AMD has been throwing the term Fusion around since the early days of the AM2 CPU. We heard rumors of AMD “fusing” the GPU and the CPU together, integrating the MCP (media control processor) into the CPU and a bunch of other stuff. Each of these rumors was dismissed by AMD one at a time. AMD continued to state that Fusion was not a single thing but a platform (of course the media was not going to let that happen). It was only last year when we finally found out what AMD was talking about. It was a CPU with and APU (auxiliary processing unit) that is there to assist in complex tasks that the core CPU was not able to deal with. Interestingly enough this was not a new idea but was actually a return to some of AMD’s roots. AMD began their CPU debut with the purchase of a company called Nexgen. Nexgen CPU did not include a math co-processor (at least the original ones). If you wanted one you could buy one and attach it as an… you guessed it APU. Well many years have passed since that time and we are sure the APU is a little more than a simple math co-processor. Fortunately for you, we have an AMD A6 3650 and a Gigabyte A75-UD4H motherboard to play with. So let’s take a look at this new motherboard from Gigabyte and while we are at it the AMD Llano A6 3650 CPU…
AMD has been something of an unusual company ever since they first decided to dive into the x86 market with their purchase of NexGen. The would-be CPU maker had an interesting knack of building CPUs that performed well, but were always just a pace behind their rivals. That was the case until AMD pulled off a minor miracle in the form of the Athlon and Athlon64 CPUs. AMD seemed to have stolen the crown from Intel and looked likely to keep it for a long time.
Although we reported on this last year it seems that AMD is intent on reminding all of us about their new strategy. In comments to BloombergBusinessweek CEO Rory Read has made the comment that AMD will no longer compete head to head with Intel in the CPU market. This time Read qualifies his comment with a statement that is sure to be put in the same category of Bill Gates’ famous (although misattributed) “640K ought to be enough for anybody.”
The recently introduced AMD FX processors codenamed Vishera could remain on the market throughout the next year. Unofficial sources have said in part of the presentation that showed AMD's processor roadmap for the coming year, apparently FX chips for desktop computers will stagnate on Vishera solutions with the Piledriver core.
AMD fans might have some good news for them in the next few months.
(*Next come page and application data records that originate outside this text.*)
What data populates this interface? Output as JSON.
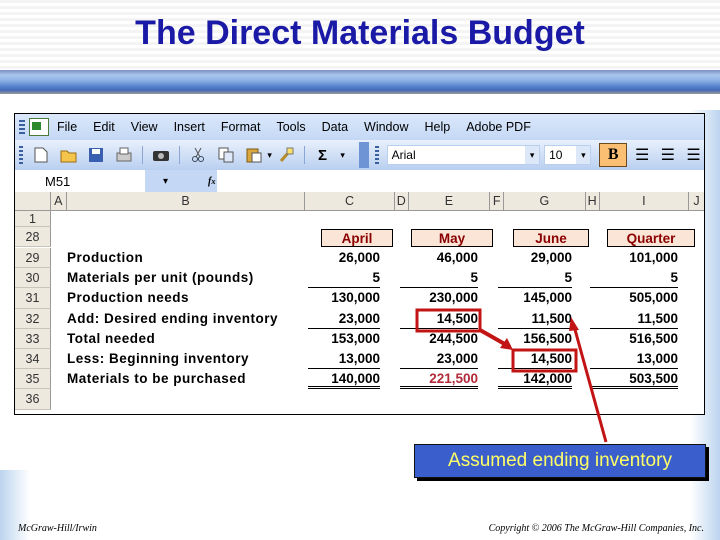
{
  "slide": {
    "title": "The Direct Materials Budget",
    "footer_left": "McGraw-Hill/Irwin",
    "footer_right": "Copyright © 2006 The McGraw-Hill Companies, Inc.",
    "callout": "Assumed ending inventory",
    "accent_colors": {
      "title": "#1a1aa6",
      "callout_bg": "#3a5fcd",
      "callout_text": "#ffff66",
      "highlight": "#c21414"
    }
  },
  "excel": {
    "menu": [
      "File",
      "Edit",
      "View",
      "Insert",
      "Format",
      "Tools",
      "Data",
      "Window",
      "Help",
      "Adobe PDF"
    ],
    "toolbar": {
      "icons": [
        "new-icon",
        "open-icon",
        "save-icon",
        "print-icon",
        "camera-icon",
        "cut-icon",
        "copy-icon",
        "paste-icon",
        "format-painter-icon",
        "autosum-icon"
      ],
      "font": "Arial",
      "size": "10",
      "bold": "B",
      "autosum": "Σ"
    },
    "name_box": "M51",
    "fx": "fx",
    "columns": [
      "A",
      "B",
      "C",
      "D",
      "E",
      "F",
      "G",
      "H",
      "I",
      "J"
    ],
    "month_headers": [
      "April",
      "May",
      "June",
      "Quarter"
    ],
    "rows": [
      {
        "num": "1",
        "label": "",
        "values": [
          "",
          "",
          "",
          ""
        ]
      },
      {
        "num": "28",
        "label": "",
        "values": [
          "April",
          "May",
          "June",
          "Quarter"
        ]
      },
      {
        "num": "29",
        "label": "Production",
        "values": [
          "26,000",
          "46,000",
          "29,000",
          "101,000"
        ]
      },
      {
        "num": "30",
        "label": "Materials per unit (pounds)",
        "values": [
          "5",
          "5",
          "5",
          "5"
        ]
      },
      {
        "num": "31",
        "label": "Production needs",
        "values": [
          "130,000",
          "230,000",
          "145,000",
          "505,000"
        ]
      },
      {
        "num": "32",
        "label": "Add: Desired ending inventory",
        "values": [
          "23,000",
          "14,500",
          "11,500",
          "11,500"
        ]
      },
      {
        "num": "33",
        "label": "Total needed",
        "values": [
          "153,000",
          "244,500",
          "156,500",
          "516,500"
        ]
      },
      {
        "num": "34",
        "label": "Less: Beginning inventory",
        "values": [
          "13,000",
          "23,000",
          "14,500",
          "13,000"
        ]
      },
      {
        "num": "35",
        "label": "Materials to be purchased",
        "values": [
          "140,000",
          "221,500",
          "142,000",
          "503,500"
        ]
      },
      {
        "num": "36",
        "label": "",
        "values": [
          "",
          "",
          "",
          ""
        ]
      }
    ]
  }
}
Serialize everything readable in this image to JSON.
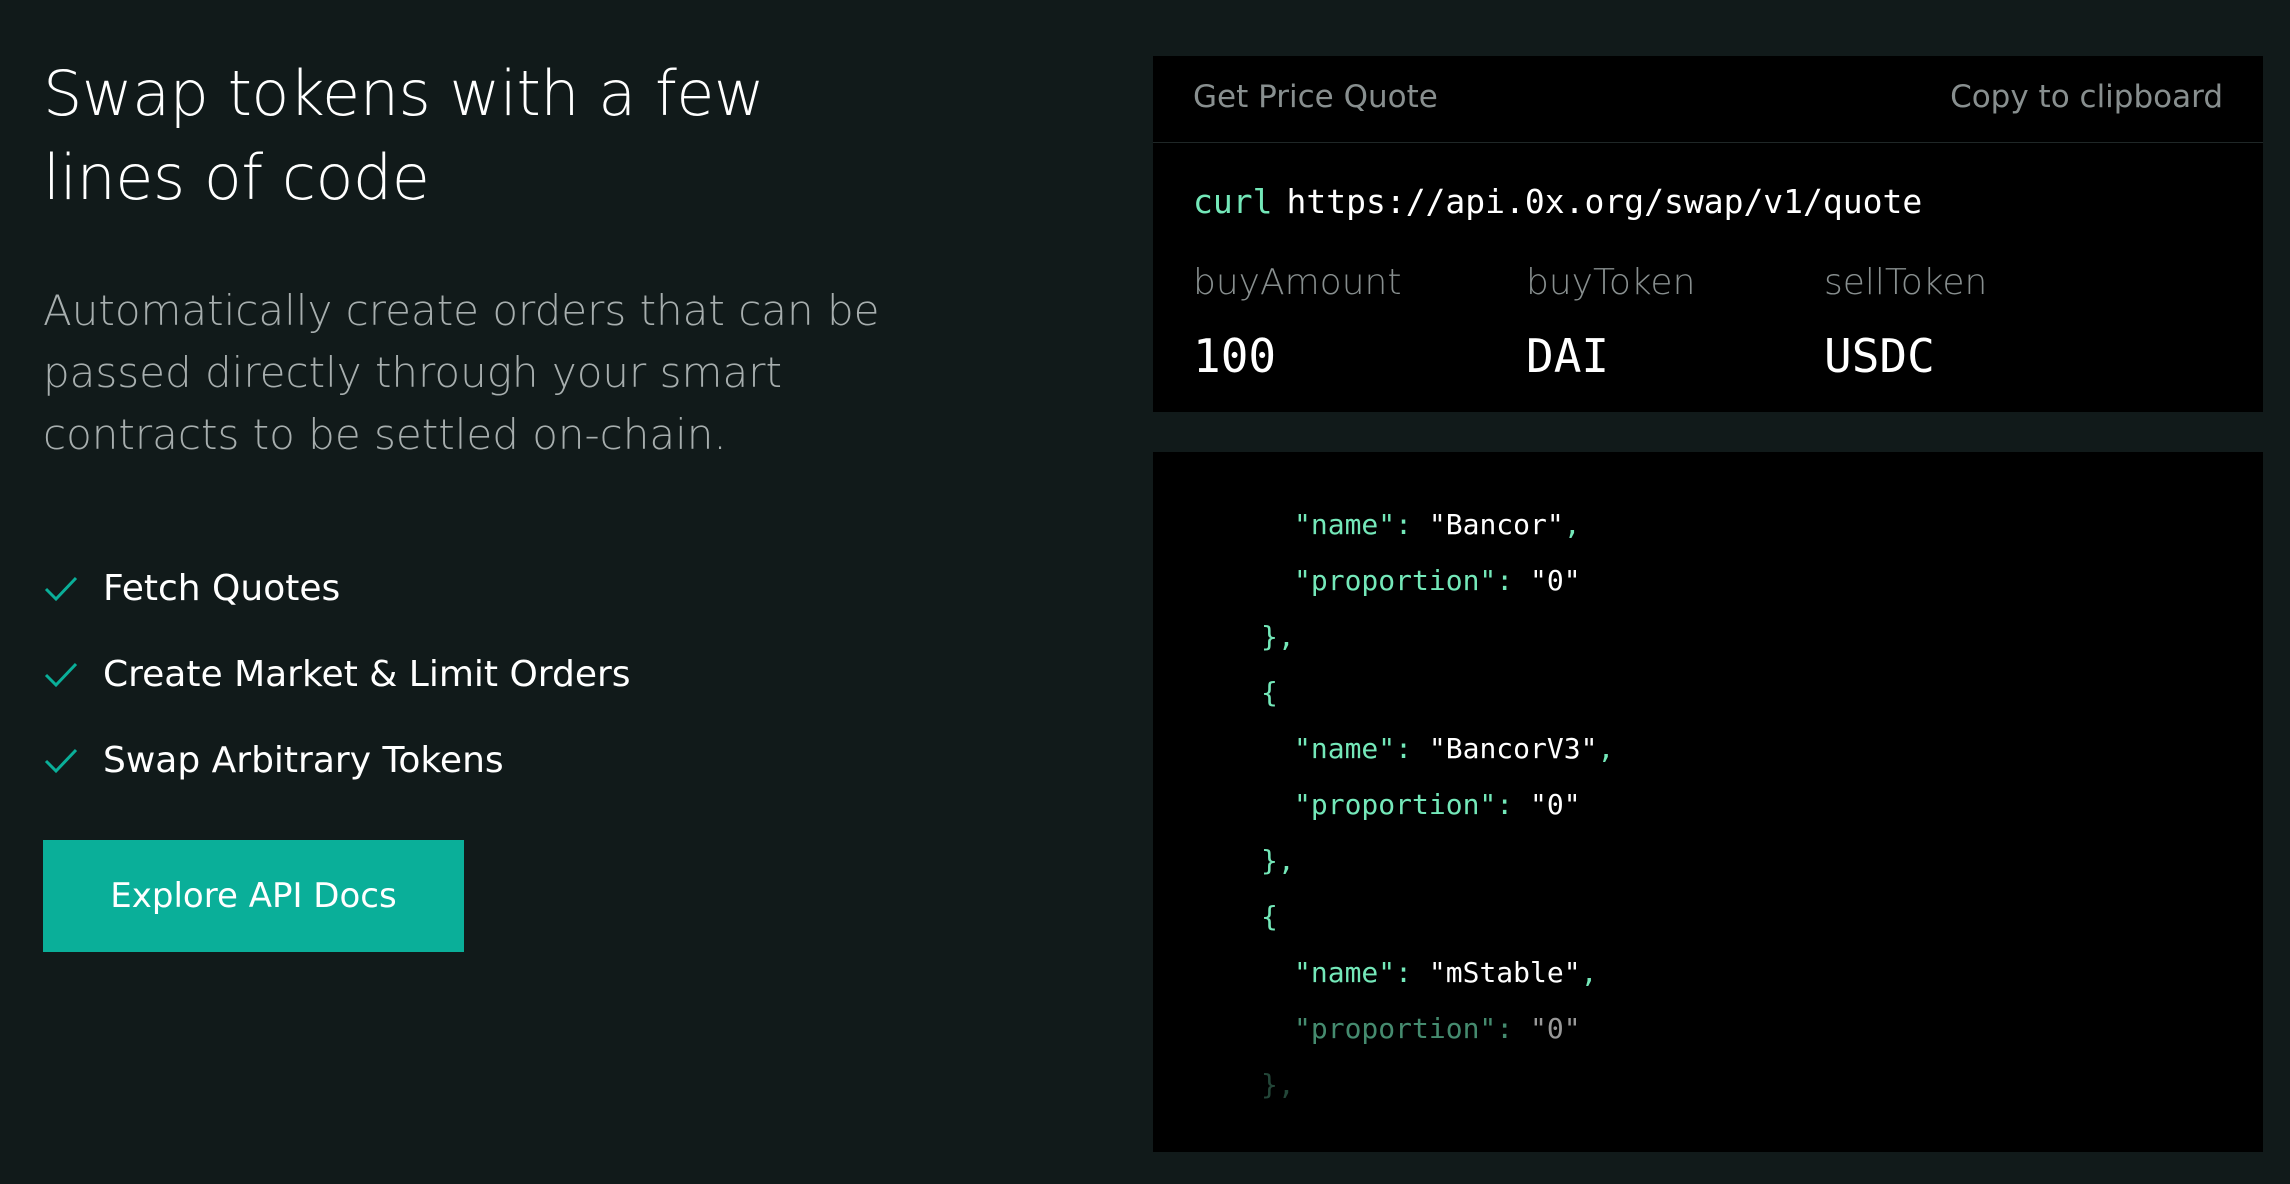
{
  "hero": {
    "headline": "Swap tokens with a few lines of code",
    "description": "Automatically create orders that can be passed directly through your smart contracts to be settled on-chain.",
    "features": [
      "Fetch Quotes",
      "Create Market & Limit Orders",
      "Swap Arbitrary Tokens"
    ],
    "cta_label": "Explore API Docs"
  },
  "quote": {
    "title": "Get Price Quote",
    "copy_label": "Copy to clipboard",
    "command": "curl",
    "url": "https://api.0x.org/swap/v1/quote",
    "params": [
      {
        "label": "buyAmount",
        "value": "100"
      },
      {
        "label": "buyToken",
        "value": "DAI"
      },
      {
        "label": "sellToken",
        "value": "USDC"
      }
    ]
  },
  "code": {
    "lines": [
      {
        "key": "\"name\"",
        "sep": ": ",
        "value": "\"Bancor\"",
        "tail": ","
      },
      {
        "key": "\"proportion\"",
        "sep": ": ",
        "value": "\"0\"",
        "tail": ""
      },
      {
        "punct": "},"
      },
      {
        "punct": "{"
      },
      {
        "key": "\"name\"",
        "sep": ": ",
        "value": "\"BancorV3\"",
        "tail": ","
      },
      {
        "key": "\"proportion\"",
        "sep": ": ",
        "value": "\"0\"",
        "tail": ""
      },
      {
        "punct": "},"
      },
      {
        "punct": "{"
      },
      {
        "key": "\"name\"",
        "sep": ": ",
        "value": "\"mStable\"",
        "tail": ","
      },
      {
        "key": "\"proportion\"",
        "sep": ": ",
        "value": "\"0\"",
        "tail": ""
      },
      {
        "punct": "},"
      }
    ]
  },
  "colors": {
    "background": "#111a1a",
    "accent": "#0aaf99",
    "code_key": "#74e8b9",
    "card": "#000000"
  },
  "icons": {
    "feature_bullet": "check-icon"
  }
}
It seems that one of the geniuses that helped to bring the K7 and K8 CPUs to the world, Jim Keller, is back at AMD and will be working on the next generation of CPUs and APUs. AMD (as many will remember) got themselves into trouble after they scooped up ATi for a cool $5.4 Billion dollars. This move was intended to bring AMD more in line with what Intel had (and had planned). In the end the buyout hurt both AMD and ATi putting both behind their rivals for more than a few years.
Microsoft Surface has not yet fully gone on sale, but already rumors about the new models are appearing. According to the relatively reliable MS_nerd, there will be three versions of this tablet. Surface RT 2, edition of Microsoft's tablet with an ARM chip, should have a screen with a diagonal of 8.6 inches. Also, the tablet should be powered by a Qualcomm chipset, unlike the Nvidia Tegra 3 which is in the current edition of Surface RT.
AMD can be a confusing company. Over the years they have made more than a few choices that just do not seem to make sense, but we are not going to dive into that right now. Instead we are going to focus on a recent decision that seems both ill-conceived and sure to confuse AMD supporters.
Over the course of the last year or so we have watched as a once solid company has started to crumble into a shadow of its former self. Yes we are talking about AMD and although the trip down the path to where they are now started years ago we have to wonder if there was ever a chance to change things and get the company back on track.